- Eighty-five percent of Oral, Head and Neck Cancer’s are linked to tobacco use. Smoking cigarettes is the major cause. Chewing tobacco has been shown to cause mouth cancer.
- Human Papilloma Virus may be related to over half of tonsil cancers.
- Oral Head and Neck cancers tend to form in the areas where tobacco/alcohol use has the most contact. For example, where the cigarette sits on the lip, or where the chewing tobacco is placed in the mouth.
Signs and symptoms include:
- A sore in your mouth that doesn’t heal or increases in size.
- Persistent pain in your mouth.
- Lumps or white, red or dark patches inside your mouth.
- A lump in your neck.
- Soreness in your throat or feeling that something is caught in your throat.
"I’ve loved baseball since I was a boy, but one pastime long associated with baseball – smokeless tobacco -- troubles me. In fact, tobacco use is the leading cause of oral, head and neck cancers," Dr. Michael G. Moore a surgeon and researcher with the IU Simon Cancer Center and the Indiana University School of Medicine. "But the good news is that when caught early, many of these cancers are very treatable. So, we are happy to team up with the Indians to talk with fans about the importance of prevention and early detection."
“The Indianapolis Indians support the efforts of IU Health in the prevention and early detection of oral cancer. Minor League Baseball has had a policy for many years of discouraging the use of oral tobacco,” Cal Burleson, Indianapolis Indians vice president and general manager. “The fact that research indicates that 85 percent of oral, head and neck cancers are linked to tobacco use is an important aspect of this policy.”
For interviews with Dr. Michael Moore, cancer survivor Brent Oakes or Cal Burleson call Daniel Lee of IU Health at (317) 963-0448 or Chris Herndon of the Indians at (317) 269-3588.
Information on oral, head and neck cancer symptoms courtesy of the Head and Neck Cancer Alliance. For more information, visit www.headandneck.org.
About Indiana University Health
Named among the “Best Hospitals in America” by U.S. News & World Report for 13 consecutive years, Indiana University Health is dedicated to providing a unified standard of preeminent, patient-centered care. A unique partnership with Indiana University School of Medicine--one of the nation’s leading medical schools--gives our highly skilled physicians access to innovative treatments using the latest research and technology. Discover the strength at iuhealth.org.

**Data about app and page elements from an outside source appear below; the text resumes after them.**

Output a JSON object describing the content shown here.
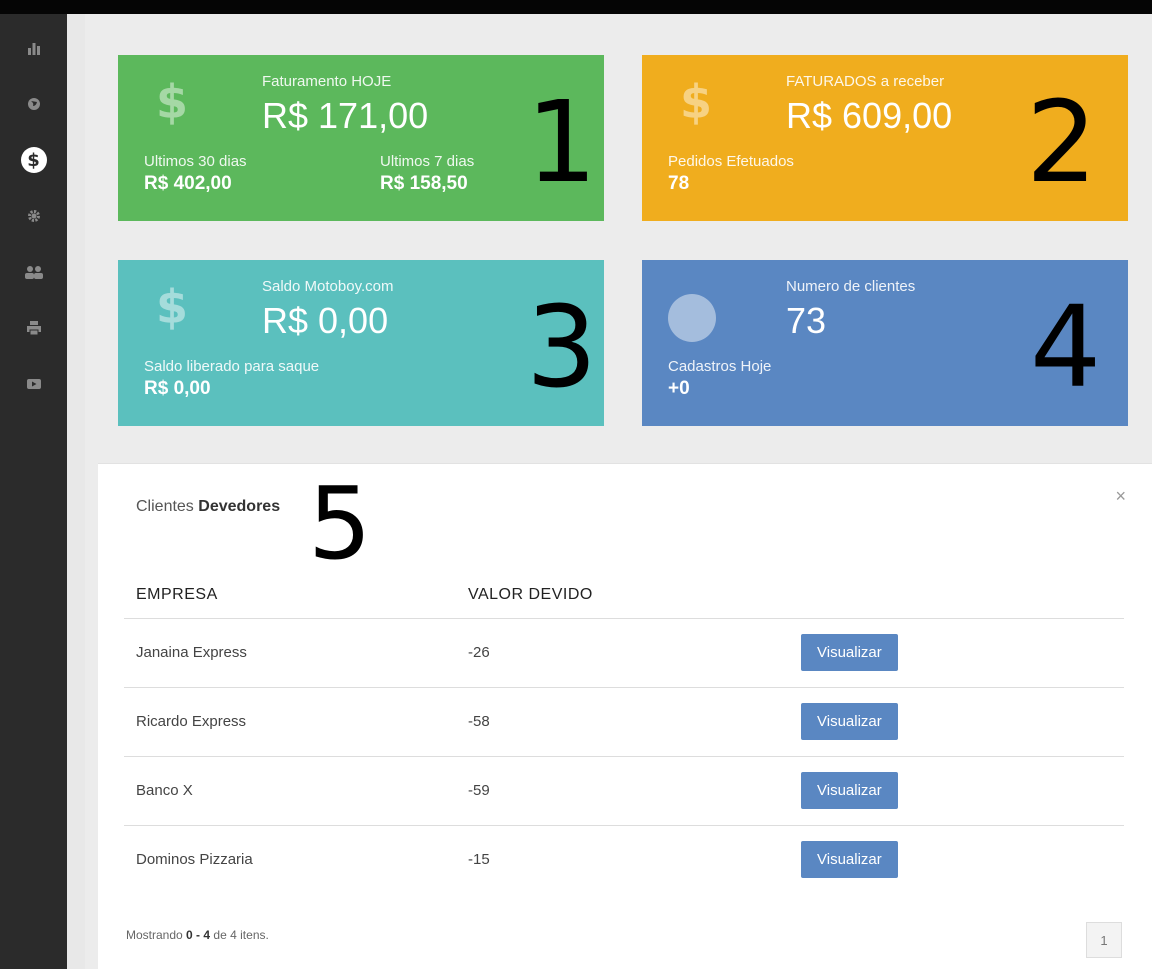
{
  "sidebar": {
    "items": [
      {
        "icon": "bar-chart-icon"
      },
      {
        "icon": "globe-icon"
      },
      {
        "icon": "dollar-icon",
        "label": "$"
      },
      {
        "icon": "gear-icon"
      },
      {
        "icon": "users-icon"
      },
      {
        "icon": "printer-icon"
      },
      {
        "icon": "video-icon"
      }
    ]
  },
  "cards": {
    "c1": {
      "icon": "$",
      "label": "Faturamento HOJE",
      "amount": "R$ 171,00",
      "sub1_label": "Ultimos 30 dias",
      "sub1_value": "R$ 402,00",
      "sub2_label": "Ultimos 7 dias",
      "sub2_value": "R$ 158,50",
      "marker": "1",
      "color": "#5cb85c"
    },
    "c2": {
      "icon": "$",
      "label": "FATURADOS a receber",
      "amount": "R$ 609,00",
      "sub1_label": "Pedidos Efetuados",
      "sub1_value": "78",
      "marker": "2",
      "color": "#f0ad1e"
    },
    "c3": {
      "icon": "$",
      "label": "Saldo Motoboy.com",
      "amount": "R$ 0,00",
      "sub1_label": "Saldo liberado para saque",
      "sub1_value": "R$ 0,00",
      "marker": "3",
      "color": "#5bc0be"
    },
    "c4": {
      "label": "Numero de clientes",
      "amount": "73",
      "sub1_label": "Cadastros Hoje",
      "sub1_value": "+0",
      "marker": "4",
      "color": "#5a87c2"
    }
  },
  "panel": {
    "title_prefix": "Clientes",
    "title_bold": "Devedores",
    "close": "×",
    "marker": "5",
    "columns": [
      "EMPRESA",
      "VALOR DEVIDO",
      ""
    ],
    "rows": [
      {
        "empresa": "Janaina Express",
        "valor": "-26",
        "action": "Visualizar"
      },
      {
        "empresa": "Ricardo Express",
        "valor": "-58",
        "action": "Visualizar"
      },
      {
        "empresa": "Banco X",
        "valor": "-59",
        "action": "Visualizar"
      },
      {
        "empresa": "Dominos Pizzaria",
        "valor": "-15",
        "action": "Visualizar"
      }
    ],
    "footer_prefix": "Mostrando",
    "footer_range": "0 - 4",
    "footer_mid": "de",
    "footer_total": "4",
    "footer_suffix": "itens.",
    "page": "1"
  }
}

About IU Simon Cancer Center
The IU Simon Cancer Center is an Indiana University School of Medicine and Indiana University Health partnership. Located in Indianapolis, IU Simon Cancer Center serves as a regional and national referral center for state-of-the-art cancer treatment and is Indiana’s only National Cancer Institute-designated cancer center that provides patient care. The partnership between IU School of Medicine and Indiana University Health is dedicated to establishing a state-wide health care delivery system that is supported by the scientific resources and clinical expertise of the medical school. Its mission is to advance the understanding, prevention and treatment of cancer throughout Indiana and the world with patient-centered care, acceleration of promising science and collaborative educational programs. For more information visit iuhealth.org/cancer and cancer.iu.edu.
About Indianapolis Indians at Victory Field
The Indianapolis Indians are a Triple-A professional baseball team that plays its home games at Victory Field in downtown Indianapolis. The Indians are the top farm team of the Pittsburgh Pirates. Professional baseball has been played continuously in Indianapolis since 1887 and the Indians have been community-owned since 1956. Twelve former Indians have been inducted into the Baseball Hall of Fame in Cooperstown, N.Y., and the team has won 23 championships. Victory Field has been named “Best Minor League Ballpark” by several national media including Baseball America and Sports Illustrated. Victory Field is another great attraction in the 250-acre White River State Park. Visit IndyIndians.com for more.